|Developer(s)||Apache Software Foundation|
1.2.4 / 7 November 2016
|License||Apache License 2.0|
HBase is an open source, non-relational, distributed database modeled after Google's Bigtable and is written in Java. It is developed as part of Apache Software Foundation's Apache Hadoop project and runs on top of HDFS (Hadoop Distributed File System), providing Bigtable-like capabilities for Hadoop. That is, it provides a fault-tolerant way of storing large quantities of sparse data (small amounts of information caught within a large collection of empty or unimportant data, such as finding the 50 largest items in a group of 2 billion records, or finding the non-zero items representing less than 0.1% of a huge collection).
HBase features compression, in-memory operation, and Bloom filters on a per-column basis as outlined in the original Bigtable paper. Tables in HBase can serve as the input and output for MapReduce jobs run in Hadoop, and may be accessed through the Java API but also through REST, Avro or Thrift gateway APIs. HBase is a column-oriented key-value data store and has been idolized widely because of its lineage with Hadoop and HDFS. HBase runs on top of HDFS and is well-suited for faster read and write operations on large datasets with high throughput and low input/output latency.
HBase is not a direct replacement for a classic SQL database, however Apache Phoenix project provides an SQL layer for HBase as well as JDBC driver that can be integrated with various analytics and business intelligence applications. The Apache Trafodion project provides a SQL query engine with ODBC and JDBC drivers and distributed ACID transaction protection across multiple statements, tables and rows that uses HBase as a storage engine.
HBase is now serving several data-driven websites, including Facebook's Messaging Platform.

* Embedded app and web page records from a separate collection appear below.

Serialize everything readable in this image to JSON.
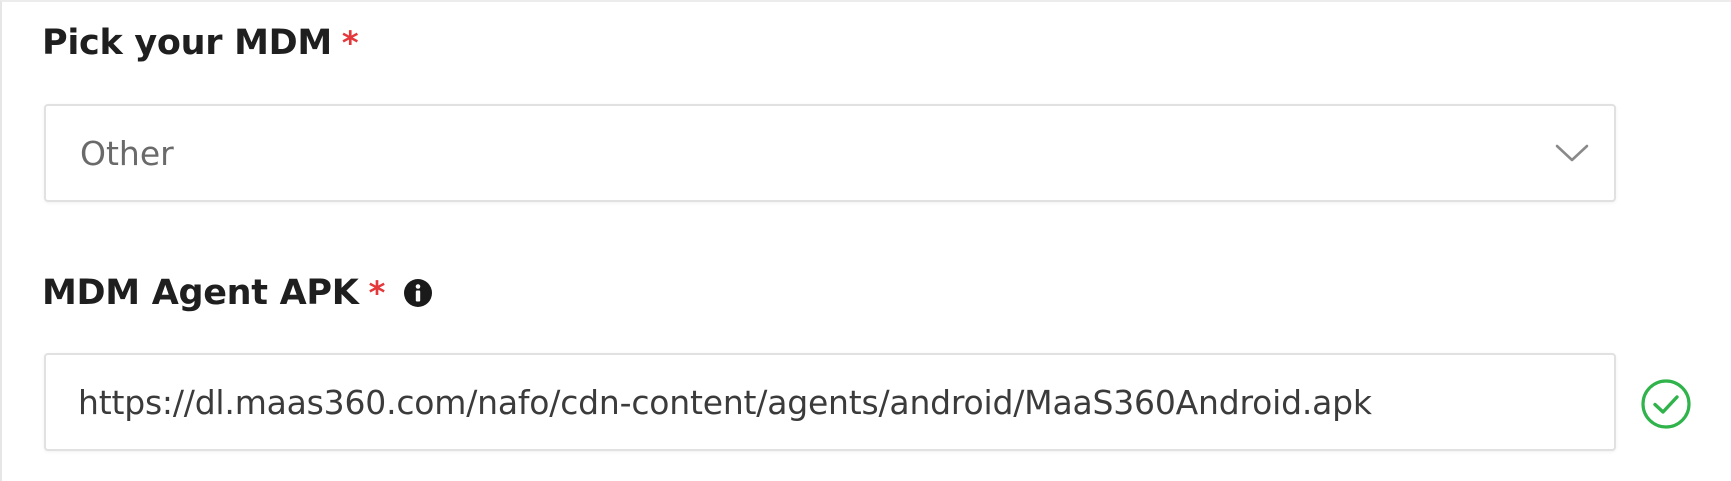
{
  "mdm_picker": {
    "label": "Pick your MDM",
    "required_marker": "*",
    "selected_value": "Other",
    "chevron_icon": "chevron-down-icon"
  },
  "agent_apk": {
    "label": "MDM Agent APK",
    "required_marker": "*",
    "info_icon": "info-icon",
    "url_value": "https://dl.maas360.com/nafo/cdn-content/agents/android/MaaS360Android.apk",
    "validation_icon": "check-circle-icon",
    "validation_color": "#2fb34a"
  },
  "colors": {
    "required": "#e5383b",
    "label_text": "#1f1f1f",
    "field_border": "#e1e1e1"
  }
}
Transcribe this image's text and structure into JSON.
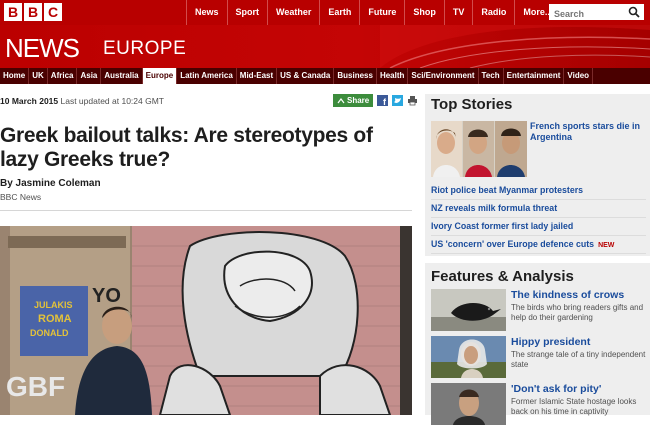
{
  "brand": {
    "logo_letters": [
      "B",
      "B",
      "C"
    ],
    "section_word": "NEWS",
    "region": "EUROPE"
  },
  "topnav": [
    "News",
    "Sport",
    "Weather",
    "Earth",
    "Future",
    "Shop",
    "TV",
    "Radio",
    "More..."
  ],
  "search": {
    "placeholder": "Search"
  },
  "secnav": {
    "items": [
      "Home",
      "UK",
      "Africa",
      "Asia",
      "Australia",
      "Europe",
      "Latin America",
      "Mid-East",
      "US & Canada",
      "Business",
      "Health",
      "Sci/Environment",
      "Tech",
      "Entertainment",
      "Video"
    ],
    "active": "Europe"
  },
  "article": {
    "date": "10 March 2015",
    "updated": "Last updated at 10:24 GMT",
    "share_label": "Share",
    "headline": "Greek bailout talks: Are stereotypes of lazy Greeks true?",
    "byline": "By Jasmine Coleman",
    "byline_role": "BBC News",
    "photo_graffiti": [
      "JULAKIS",
      "ROMA",
      "DONALD",
      "YO",
      "GBF"
    ]
  },
  "top_stories": {
    "heading": "Top Stories",
    "lead": "French sports stars die in Argentina",
    "items": [
      {
        "text": "Riot police beat Myanmar protesters"
      },
      {
        "text": "NZ reveals milk formula threat"
      },
      {
        "text": "Ivory Coast former first lady jailed"
      },
      {
        "text": "US 'concern' over Europe defence cuts",
        "badge": "NEW"
      }
    ]
  },
  "features": {
    "heading": "Features & Analysis",
    "items": [
      {
        "title": "The kindness of crows",
        "summary": "The birds who bring readers gifts and help do their gardening"
      },
      {
        "title": "Hippy president",
        "summary": "The strange tale of a tiny independent state"
      },
      {
        "title": "'Don't ask for pity'",
        "summary": "Former Islamic State hostage looks back on his time in captivity"
      }
    ]
  },
  "colors": {
    "brand_red": "#b80000",
    "link_blue": "#1a4c9c",
    "secnav_bg": "#4a0000"
  }
}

Unlike relational and traditional databases, HBase does not support SQL scripting; instead the equivalent is written in Java, employing similarity with a MapReduce application.
In the parlance of Eric Brewer’s CAP Theorem, HBase is a CP type system.

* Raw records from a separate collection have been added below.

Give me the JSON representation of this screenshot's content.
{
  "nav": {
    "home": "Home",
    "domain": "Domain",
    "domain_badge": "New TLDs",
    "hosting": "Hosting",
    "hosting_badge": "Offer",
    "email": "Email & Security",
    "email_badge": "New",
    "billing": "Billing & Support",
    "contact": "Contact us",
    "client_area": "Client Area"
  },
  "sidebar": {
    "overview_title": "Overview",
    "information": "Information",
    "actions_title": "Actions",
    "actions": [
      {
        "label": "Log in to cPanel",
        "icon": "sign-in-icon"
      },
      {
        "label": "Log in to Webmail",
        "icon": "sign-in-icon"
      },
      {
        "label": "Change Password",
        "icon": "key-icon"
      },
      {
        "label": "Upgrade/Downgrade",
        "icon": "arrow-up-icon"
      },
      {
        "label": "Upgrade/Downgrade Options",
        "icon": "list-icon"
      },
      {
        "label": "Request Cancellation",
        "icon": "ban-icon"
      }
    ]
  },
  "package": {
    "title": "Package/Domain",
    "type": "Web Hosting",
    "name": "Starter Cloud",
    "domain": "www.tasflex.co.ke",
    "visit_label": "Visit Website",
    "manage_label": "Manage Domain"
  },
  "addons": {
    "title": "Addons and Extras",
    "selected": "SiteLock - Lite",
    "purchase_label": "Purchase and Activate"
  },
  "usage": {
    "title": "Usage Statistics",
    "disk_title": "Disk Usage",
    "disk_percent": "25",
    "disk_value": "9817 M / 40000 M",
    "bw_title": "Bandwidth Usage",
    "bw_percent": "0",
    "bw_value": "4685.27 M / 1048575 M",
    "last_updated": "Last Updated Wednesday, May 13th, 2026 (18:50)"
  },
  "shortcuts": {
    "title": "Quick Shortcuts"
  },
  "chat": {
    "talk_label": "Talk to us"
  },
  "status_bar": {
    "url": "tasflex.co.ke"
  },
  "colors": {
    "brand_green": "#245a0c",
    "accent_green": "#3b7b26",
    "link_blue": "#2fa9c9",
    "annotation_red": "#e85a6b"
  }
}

As of February 2017[update], the 1.2.x series is the current stable release line.
Use cases & production deployments
Enterprises that use HBase
The following is a list of notable enterprises that have used or are using HBase:

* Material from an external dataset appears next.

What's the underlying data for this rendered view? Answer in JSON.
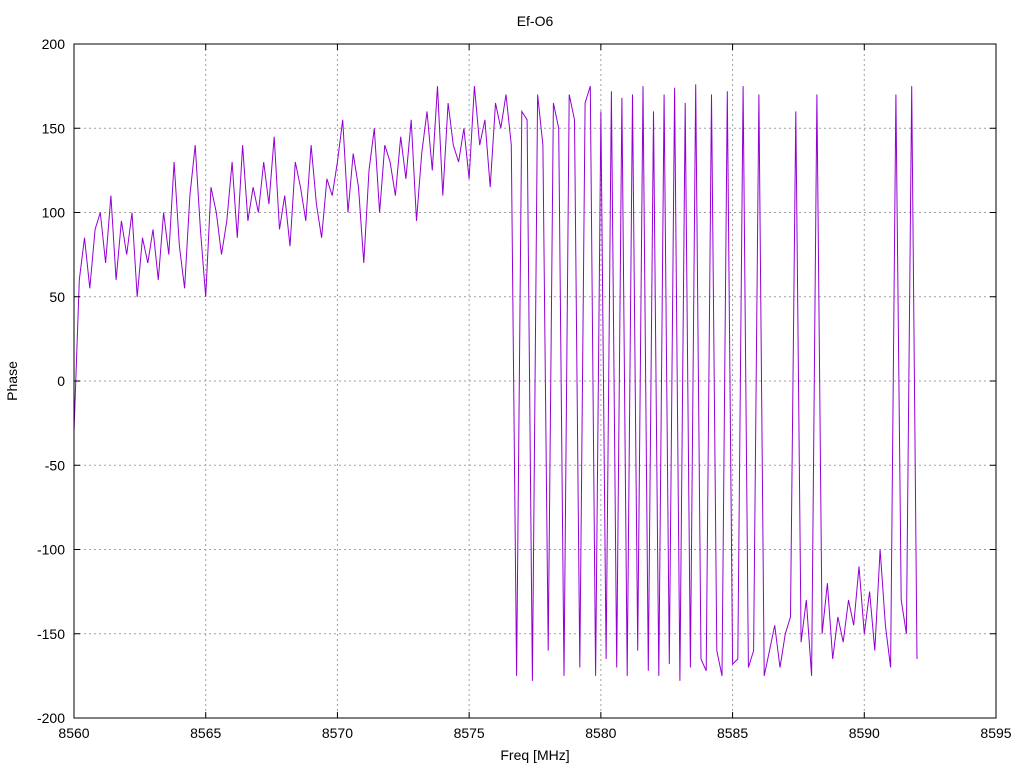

- Airbnb uses HBase as part of its AirStream realtime stream computation framework 
- Amadeus IT Group, as its main long-term storage DB.
- Facebook uses HBase for its messaging platform.
- Imgur uses HBase to power its notifications system
- Rocket Fuel
- Sophos, for some of their back-end systems.
- Spotify uses HBase as base for Hadoop and machine learning jobs.
- Tuenti uses HBase for its messaging platform.
- Wide column store
- Apache Cassandra
- Cask (company)
- Oracle NOSQL
- Apache Accumulo
- Project Voldemort
- Apache Phoenix
- Chang, et al. (2006). Bigtable: A Distributed Storage System for Structured Data
- "Hbase in Nutshell"
- Powered By HBase
- The Underlying Technology of Messages
- Facebook: Why our 'next-gen' comms ditched MySQL Retrieved: 17 December 2010
- Doyung Yoon. "S2Graph : A Large-Scale Graph Database with HBase".
- Cheolsoo Park and Ashwin Shankar. "Netflix: Integrating Spark at Petabyte Scale".
- Josh Baer. "How Apache Drives Spotify's Music Recommendations".
- "Tuenti Group Chat: Simple, yet complex".
- "Tuenti Asyncthrift".
- Dimiduk, Nick; Khurana, Amandeep (28 November 2012). HBase in Action (1st ed.). Manning Publications. p. 350. ISBN 978-1617290527.
- George, Lars (20 September 2011). HBase: The Definitive Guide (1st ed.). O'Reilly Media. p. 556. ISBN 978-1449396107.
- Jiang, Yifeng (16 August 2012). HBase Administration Cookbook (1st ed.). Packt Publishing. p. 332. ISBN 978-1849517140.
- Official Apache HBase homepage
- Official Apache Hadoop homepage
- HBaseCon: Official community conference
- Understanding HBase
- A vendor-independent comparison of NoSQL databases: Cassandra, HBase, MongoDB, Riak (NetworkWorld)
- Is HBase considered harmful?
- 5 Fun Facts about HBase that You Didn't Know
- Apache HBase is Everywhere